Surviving Mars takes planning. For this course we want you to create a concept map to plan how you might survive in such a hostile environment.
A concept map is a visual representation of different concepts and the connections between them. Creating a concept map is a great way of summarising a large quantity of information and organising it in your own head – and on paper.
Build your concept map week by week
Each week you can add new information to your concept map, and make new connections between key concepts within each week and – just as importantly – across the four weeks of the course, because all four topics in this course are closely inter-related. Effective learning is the process of adding and integrating new knowledge with existing knowledge (a constructivist approach to learning). Adding to and refining your concept map as you work your way through this course will help you to do this.
Working on your concept map will encourage you to think deeply about the scientific concepts you are learning. As you add to your concept map in Week 3, you might go back and refine the section of your map from Week 1 – and this is exactly the learning process we hope to see. Your concept map will get more sophisticated as the course progresses. The end result will be a comprehensive synthesis of what you have learned, and a great way of reminding you of everything you have learned.
How to make a concept map
For an example, this is how we would make a concept map about setting up a garden:
Step 1. This is our project:
Step 2. These are the main considerations:
Step 3. Each of the main considerations breaks down further:
Step 4. Some of the issues are inter-related:
Step 5. Additional information can be incorporated:
Every concept map is different
It is important to understand that a concept map is individual. It is up to you what style and form you use for your concept map, and everyone’s concept map will be different. There are different apps available for concept mapping, but it is just as effective to create a map by hand. We’d suggest working in pencil, because you are likely to want to go back and edit different sections of your map as we work through the course. Some people even start by using sticky notes that they can move around the page until they are happy they have the key concepts mapped clearly. In short, you have complete creative freedom over your concept map.
Creating the concept map is only to help you consolidate your own learning – you are not going to be assessed on your map – so we encourage you to have a go, and have some fun with it!
Simple concept maps include only the concepts themselves, with relationships indicated only by lines. However, the best concept maps add additional clarifying information on the nature of the relationship between concepts.
Share your concept map with other learners
We hope that you will share your own concept map with your fellow learners. Comparing your own concept map with those of other learners, and discussing the differences encourages you to test your assumptions and reflect on your understanding of the science presented in this course (a social approach to learning).
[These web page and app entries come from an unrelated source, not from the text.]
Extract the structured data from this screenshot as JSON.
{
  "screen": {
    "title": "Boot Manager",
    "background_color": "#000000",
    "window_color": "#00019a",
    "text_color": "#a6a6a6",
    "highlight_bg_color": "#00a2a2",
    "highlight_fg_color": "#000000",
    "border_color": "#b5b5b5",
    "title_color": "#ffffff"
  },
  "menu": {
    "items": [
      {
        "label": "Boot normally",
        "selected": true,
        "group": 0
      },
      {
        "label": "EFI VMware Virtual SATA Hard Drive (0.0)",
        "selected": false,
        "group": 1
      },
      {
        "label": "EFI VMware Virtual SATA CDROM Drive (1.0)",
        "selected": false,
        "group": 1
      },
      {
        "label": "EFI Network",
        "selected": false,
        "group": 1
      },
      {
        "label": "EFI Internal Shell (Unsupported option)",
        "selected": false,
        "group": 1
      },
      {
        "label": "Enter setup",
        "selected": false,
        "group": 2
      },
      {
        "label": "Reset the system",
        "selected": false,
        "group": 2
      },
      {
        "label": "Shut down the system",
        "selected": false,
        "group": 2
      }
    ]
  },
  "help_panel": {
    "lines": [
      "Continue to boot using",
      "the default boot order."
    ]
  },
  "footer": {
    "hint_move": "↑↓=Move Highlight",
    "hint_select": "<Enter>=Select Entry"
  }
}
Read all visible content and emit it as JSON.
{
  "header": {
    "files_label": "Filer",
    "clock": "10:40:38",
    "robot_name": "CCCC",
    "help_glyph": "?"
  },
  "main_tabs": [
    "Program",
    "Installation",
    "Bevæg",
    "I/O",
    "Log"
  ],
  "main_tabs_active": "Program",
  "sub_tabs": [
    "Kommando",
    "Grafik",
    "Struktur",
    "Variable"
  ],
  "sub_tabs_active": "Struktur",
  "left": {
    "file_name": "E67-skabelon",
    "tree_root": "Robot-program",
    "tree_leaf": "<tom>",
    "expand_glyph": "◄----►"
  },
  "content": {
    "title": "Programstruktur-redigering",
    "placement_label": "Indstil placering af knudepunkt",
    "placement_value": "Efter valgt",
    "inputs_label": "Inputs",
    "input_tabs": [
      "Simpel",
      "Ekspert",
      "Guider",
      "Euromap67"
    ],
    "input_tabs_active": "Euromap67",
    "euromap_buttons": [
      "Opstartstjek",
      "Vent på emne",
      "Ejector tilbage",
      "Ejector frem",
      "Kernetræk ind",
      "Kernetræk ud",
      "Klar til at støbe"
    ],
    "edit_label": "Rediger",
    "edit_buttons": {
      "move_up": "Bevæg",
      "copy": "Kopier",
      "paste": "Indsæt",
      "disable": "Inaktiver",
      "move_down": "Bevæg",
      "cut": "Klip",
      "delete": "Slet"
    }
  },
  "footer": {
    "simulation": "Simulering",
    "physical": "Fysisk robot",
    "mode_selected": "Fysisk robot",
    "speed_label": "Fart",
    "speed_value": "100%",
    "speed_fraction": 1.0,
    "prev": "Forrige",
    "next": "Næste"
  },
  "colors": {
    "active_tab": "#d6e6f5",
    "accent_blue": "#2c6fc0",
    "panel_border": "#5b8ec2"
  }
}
We’ve set up a Flickr group for each week of this course as a way of sharing your concept maps. We’ll ask you to share your concept map at the end of each week, and we’ll pick out a few interesting examples that we will highlight in our ‘Concept Map Gallery’ step each week.
To get started, go to the Concept map gallery for Week 1 to learn more about what you need to do.
If you’d like to share your concept map with us, you’ll need to register with Flickr. If you’re not sure how to do this, review Signing in to Flickr and How to join a Flickr group. Please note, that if you post your work to the Flickr group, we will take that as you giving us permission to showcase your work to the world.
© Monash University 2017. CRICOS No. 00008C